(There is a certain irony in Dr. Farkas, a chiropractor, and Hebert, the chief lobbyist for the Florida Chiropractic Association, are demagoguing the trial lawyer industry that all but works hand-in-hand with the chiropractic profession.)

Of course, all’s fair in love, war and state legislative campaigns, so Dudley’s work history is fair game. Making hay of it is ineffective and likely to boomerang against Farkas, but it’s Farkas prerogative to employ these tactics.

That said, Farkas’ latest/upcoming attack against Dudley takes the tactic a further step in the wrong direction, while reinforcing the meme that Hebert still has not learned the lessons of 2006.

Titled “Heather’s Story” (and can be viewed here), the commercial is, admittedly, a moving testimonial from a victim of domestic harassment (it’s not clear if its violence). “Heather” eventually lays the blame for the horrible situation she found herself in at the feeet of, you guessed it, attorney Dwight Dudley, who represented “Heather’s” assaulter.

There is no excuse for domestic violence, but, really, what does “Heather’s Story” have to do with the business of governance?

This ad represents all that is wrong with state legislative campaign — the negative, the unnecessarily personal, the tangential.

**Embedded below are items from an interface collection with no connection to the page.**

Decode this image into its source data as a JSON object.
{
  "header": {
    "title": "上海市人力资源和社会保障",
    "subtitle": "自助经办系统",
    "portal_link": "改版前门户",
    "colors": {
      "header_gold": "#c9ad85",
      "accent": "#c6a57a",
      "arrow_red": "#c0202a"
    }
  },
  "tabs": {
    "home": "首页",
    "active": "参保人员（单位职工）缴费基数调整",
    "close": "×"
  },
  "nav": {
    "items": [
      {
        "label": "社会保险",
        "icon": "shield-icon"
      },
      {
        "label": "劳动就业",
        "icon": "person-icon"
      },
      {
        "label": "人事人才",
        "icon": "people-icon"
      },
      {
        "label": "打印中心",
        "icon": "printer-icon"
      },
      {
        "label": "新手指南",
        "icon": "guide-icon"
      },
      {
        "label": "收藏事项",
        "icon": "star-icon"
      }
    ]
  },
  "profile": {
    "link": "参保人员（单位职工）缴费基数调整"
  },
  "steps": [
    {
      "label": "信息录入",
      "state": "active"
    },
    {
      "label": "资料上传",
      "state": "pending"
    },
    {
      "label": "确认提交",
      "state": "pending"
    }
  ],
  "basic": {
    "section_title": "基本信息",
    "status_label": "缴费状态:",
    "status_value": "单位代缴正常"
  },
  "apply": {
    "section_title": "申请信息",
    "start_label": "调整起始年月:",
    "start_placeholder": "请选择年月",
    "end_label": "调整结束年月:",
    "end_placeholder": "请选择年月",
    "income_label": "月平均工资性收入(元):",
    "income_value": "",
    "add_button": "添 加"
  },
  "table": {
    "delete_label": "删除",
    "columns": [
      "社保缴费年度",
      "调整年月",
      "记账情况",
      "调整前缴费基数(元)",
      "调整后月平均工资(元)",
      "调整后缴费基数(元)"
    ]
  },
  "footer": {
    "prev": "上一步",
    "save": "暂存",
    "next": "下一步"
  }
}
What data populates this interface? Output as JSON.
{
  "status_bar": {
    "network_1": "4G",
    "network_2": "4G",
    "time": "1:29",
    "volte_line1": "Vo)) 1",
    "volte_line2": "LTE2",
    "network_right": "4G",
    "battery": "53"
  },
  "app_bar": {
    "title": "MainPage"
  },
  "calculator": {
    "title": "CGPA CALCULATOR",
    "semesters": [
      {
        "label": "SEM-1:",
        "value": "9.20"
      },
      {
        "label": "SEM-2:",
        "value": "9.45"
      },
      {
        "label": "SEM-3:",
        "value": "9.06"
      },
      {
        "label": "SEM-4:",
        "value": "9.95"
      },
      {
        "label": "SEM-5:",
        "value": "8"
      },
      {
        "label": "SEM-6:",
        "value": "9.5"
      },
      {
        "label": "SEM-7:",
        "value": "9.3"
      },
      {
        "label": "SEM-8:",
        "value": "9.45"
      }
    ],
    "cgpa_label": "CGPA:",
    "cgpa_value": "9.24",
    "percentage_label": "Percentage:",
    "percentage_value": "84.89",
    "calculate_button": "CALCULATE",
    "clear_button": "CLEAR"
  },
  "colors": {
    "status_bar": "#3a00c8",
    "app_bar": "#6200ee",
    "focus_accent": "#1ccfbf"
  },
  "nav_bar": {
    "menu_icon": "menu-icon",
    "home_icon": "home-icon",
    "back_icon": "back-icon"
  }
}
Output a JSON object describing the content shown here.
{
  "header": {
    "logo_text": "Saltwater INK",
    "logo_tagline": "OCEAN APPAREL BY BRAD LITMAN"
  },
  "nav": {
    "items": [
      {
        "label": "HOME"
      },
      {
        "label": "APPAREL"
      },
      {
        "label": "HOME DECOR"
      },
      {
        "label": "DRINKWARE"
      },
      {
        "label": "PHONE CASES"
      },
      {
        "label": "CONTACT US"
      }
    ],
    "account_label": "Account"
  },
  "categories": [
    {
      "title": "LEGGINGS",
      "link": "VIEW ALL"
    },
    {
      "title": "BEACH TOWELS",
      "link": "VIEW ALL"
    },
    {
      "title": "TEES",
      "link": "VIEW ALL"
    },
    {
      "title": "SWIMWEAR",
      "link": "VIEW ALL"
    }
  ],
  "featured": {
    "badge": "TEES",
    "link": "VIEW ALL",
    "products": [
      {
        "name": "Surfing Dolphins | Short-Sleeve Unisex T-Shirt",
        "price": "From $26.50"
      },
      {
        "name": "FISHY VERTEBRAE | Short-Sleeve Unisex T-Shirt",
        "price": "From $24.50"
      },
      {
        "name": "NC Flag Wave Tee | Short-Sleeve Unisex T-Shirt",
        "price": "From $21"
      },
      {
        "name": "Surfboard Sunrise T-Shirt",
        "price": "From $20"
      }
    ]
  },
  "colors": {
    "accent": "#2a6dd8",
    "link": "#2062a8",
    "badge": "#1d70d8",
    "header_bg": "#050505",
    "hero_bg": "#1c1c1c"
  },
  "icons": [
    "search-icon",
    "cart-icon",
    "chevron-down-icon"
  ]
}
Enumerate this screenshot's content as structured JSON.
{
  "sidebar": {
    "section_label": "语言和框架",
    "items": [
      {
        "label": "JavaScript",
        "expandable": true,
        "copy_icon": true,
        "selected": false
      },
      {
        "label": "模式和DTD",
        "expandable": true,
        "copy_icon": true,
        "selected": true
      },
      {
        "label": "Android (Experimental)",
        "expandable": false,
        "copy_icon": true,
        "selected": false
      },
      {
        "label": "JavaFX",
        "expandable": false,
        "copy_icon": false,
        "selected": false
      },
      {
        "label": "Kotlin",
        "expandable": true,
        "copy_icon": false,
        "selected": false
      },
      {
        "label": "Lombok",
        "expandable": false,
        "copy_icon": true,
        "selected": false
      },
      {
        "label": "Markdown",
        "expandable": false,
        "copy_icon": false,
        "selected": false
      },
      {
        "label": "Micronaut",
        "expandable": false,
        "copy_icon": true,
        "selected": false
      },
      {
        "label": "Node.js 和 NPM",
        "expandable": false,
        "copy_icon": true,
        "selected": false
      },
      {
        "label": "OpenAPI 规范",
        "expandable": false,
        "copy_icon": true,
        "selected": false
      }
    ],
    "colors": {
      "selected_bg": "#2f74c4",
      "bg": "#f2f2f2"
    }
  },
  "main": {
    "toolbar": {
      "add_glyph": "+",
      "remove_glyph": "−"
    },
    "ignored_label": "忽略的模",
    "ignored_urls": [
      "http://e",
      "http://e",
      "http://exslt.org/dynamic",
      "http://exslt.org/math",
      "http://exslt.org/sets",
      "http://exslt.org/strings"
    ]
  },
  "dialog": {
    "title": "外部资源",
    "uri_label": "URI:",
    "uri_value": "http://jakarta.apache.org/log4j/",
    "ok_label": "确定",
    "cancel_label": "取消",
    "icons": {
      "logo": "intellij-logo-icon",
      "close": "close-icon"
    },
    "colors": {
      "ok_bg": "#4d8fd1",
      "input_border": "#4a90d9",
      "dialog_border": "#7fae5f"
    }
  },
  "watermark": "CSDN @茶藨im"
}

But these are also the long-standing qualities of Jack Hebert’s brand of politics.

It’s like it’s 2006 all over again.

Peter Schorsch is the President of Extensive Enterprises and is the publisher of some of Florida’s most influential new media websites, including SaintPetersBlog.com, FloridaPolitics.com, ContextFlorida.com, and Sunburn, the morning read of what’s hot in Florida politics. SaintPetersBlog has for three years running been ranked by the Washington Post as the best state-based blog in Florida. In addition to his publishing efforts, Peter is a political consultant to several of the state’s largest governmental affairs and public relations firms. Peter lives in St. Petersburg with his wife, Michelle, and their daughter, Ella.